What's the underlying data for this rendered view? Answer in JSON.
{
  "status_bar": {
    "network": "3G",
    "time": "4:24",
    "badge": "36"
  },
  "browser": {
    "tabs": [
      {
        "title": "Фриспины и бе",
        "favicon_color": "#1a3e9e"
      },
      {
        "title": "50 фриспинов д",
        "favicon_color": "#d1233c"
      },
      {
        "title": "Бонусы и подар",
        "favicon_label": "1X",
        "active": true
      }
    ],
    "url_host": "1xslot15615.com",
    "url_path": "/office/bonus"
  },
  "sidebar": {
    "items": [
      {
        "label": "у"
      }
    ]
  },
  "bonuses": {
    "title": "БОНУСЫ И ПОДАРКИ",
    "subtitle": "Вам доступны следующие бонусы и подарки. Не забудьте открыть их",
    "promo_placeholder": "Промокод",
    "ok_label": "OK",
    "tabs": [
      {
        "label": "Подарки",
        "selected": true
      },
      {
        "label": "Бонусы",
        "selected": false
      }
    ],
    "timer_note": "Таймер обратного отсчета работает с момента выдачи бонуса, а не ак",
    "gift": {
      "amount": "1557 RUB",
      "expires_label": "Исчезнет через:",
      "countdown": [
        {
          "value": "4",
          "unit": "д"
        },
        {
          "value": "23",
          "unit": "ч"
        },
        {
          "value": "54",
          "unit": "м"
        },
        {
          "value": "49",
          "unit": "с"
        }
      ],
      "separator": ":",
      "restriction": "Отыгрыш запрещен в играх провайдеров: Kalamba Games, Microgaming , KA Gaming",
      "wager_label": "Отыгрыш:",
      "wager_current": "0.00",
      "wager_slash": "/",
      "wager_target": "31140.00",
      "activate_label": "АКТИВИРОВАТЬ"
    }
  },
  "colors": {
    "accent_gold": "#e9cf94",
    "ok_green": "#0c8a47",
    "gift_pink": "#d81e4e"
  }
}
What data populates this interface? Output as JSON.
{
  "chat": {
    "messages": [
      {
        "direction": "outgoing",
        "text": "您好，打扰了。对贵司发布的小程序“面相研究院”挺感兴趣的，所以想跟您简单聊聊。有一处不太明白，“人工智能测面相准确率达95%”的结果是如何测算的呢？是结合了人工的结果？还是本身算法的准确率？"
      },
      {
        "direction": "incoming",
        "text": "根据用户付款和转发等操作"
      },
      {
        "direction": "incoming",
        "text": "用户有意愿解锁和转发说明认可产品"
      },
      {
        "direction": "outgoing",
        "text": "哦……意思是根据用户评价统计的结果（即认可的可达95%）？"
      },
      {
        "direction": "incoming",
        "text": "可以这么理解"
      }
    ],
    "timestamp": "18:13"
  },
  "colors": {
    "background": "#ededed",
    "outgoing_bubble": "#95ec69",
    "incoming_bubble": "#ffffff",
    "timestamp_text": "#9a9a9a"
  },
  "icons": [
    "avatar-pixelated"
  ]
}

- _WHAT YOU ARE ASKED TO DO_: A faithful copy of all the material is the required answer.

- _WRITTEN SOLUTION_:
What's the underlying data for this rendered view? Answer in JSON.
{
  "status_bar": {
    "network": "3G",
    "time": "4:24",
    "badge": "36"
  },
  "browser": {
    "tabs": [
      {
        "title": "Фриспины и бе",
        "favicon_color": "#1a3e9e"
      },
      {
        "title": "50 фриспинов д",
        "favicon_color": "#d1233c"
      },
      {
        "title": "Бонусы и подар",
        "favicon_label": "1X",
        "active": true
      }
    ],
    "url_host": "1xslot15615.com",
    "url_path": "/office/bonus"
  },
  "sidebar": {
    "items": [
      {
        "label": "у"
      }
    ]
  },
  "bonuses": {
    "title": "БОНУСЫ И ПОДАРКИ",
    "subtitle": "Вам доступны следующие бонусы и подарки. Не забудьте открыть их",
    "promo_placeholder": "Промокод",
    "ok_label": "OK",
    "tabs": [
      {
        "label": "Подарки",
        "selected": true
      },
      {
        "label": "Бонусы",
        "selected": false
      }
    ],
    "timer_note": "Таймер обратного отсчета работает с момента выдачи бонуса, а не ак",
    "gift": {
      "amount": "1557 RUB",
      "expires_label": "Исчезнет через:",
      "countdown": [
        {
          "value": "4",
          "unit": "д"
        },
        {
          "value": "23",
          "unit": "ч"
        },
        {
          "value": "54",
          "unit": "м"
        },
        {
          "value": "49",
          "unit": "с"
        }
      ],
      "separator": ":",
      "restriction": "Отыгрыш запрещен в играх провайдеров: Kalamba Games, Microgaming , KA Gaming",
      "wager_label": "Отыгрыш:",
      "wager_current": "0.00",
      "wager_slash": "/",
      "wager_target": "31140.00",
      "activate_label": "АКТИВИРОВАТЬ"
    }
  },
  "colors": {
    "accent_gold": "#e9cf94",
    "ok_green": "#0c8a47",
    "gift_pink": "#d81e4e"
  }
}
What data populates this interface? Output as JSON.
{
  "chat": {
    "messages": [
      {
        "direction": "outgoing",
        "text": "您好，打扰了。对贵司发布的小程序“面相研究院”挺感兴趣的，所以想跟您简单聊聊。有一处不太明白，“人工智能测面相准确率达95%”的结果是如何测算的呢？是结合了人工的结果？还是本身算法的准确率？"
      },
      {
        "direction": "incoming",
        "text": "根据用户付款和转发等操作"
      },
      {
        "direction": "incoming",
        "text": "用户有意愿解锁和转发说明认可产品"
      },
      {
        "direction": "outgoing",
        "text": "哦……意思是根据用户评价统计的结果（即认可的可达95%）？"
      },
      {
        "direction": "incoming",
        "text": "可以这么理解"
      }
    ],
    "timestamp": "18:13"
  },
  "colors": {
    "background": "#ededed",
    "outgoing_bubble": "#95ec69",
    "incoming_bubble": "#ffffff",
    "timestamp_text": "#9a9a9a"
  },
  "icons": [
    "avatar-pixelated"
  ]
}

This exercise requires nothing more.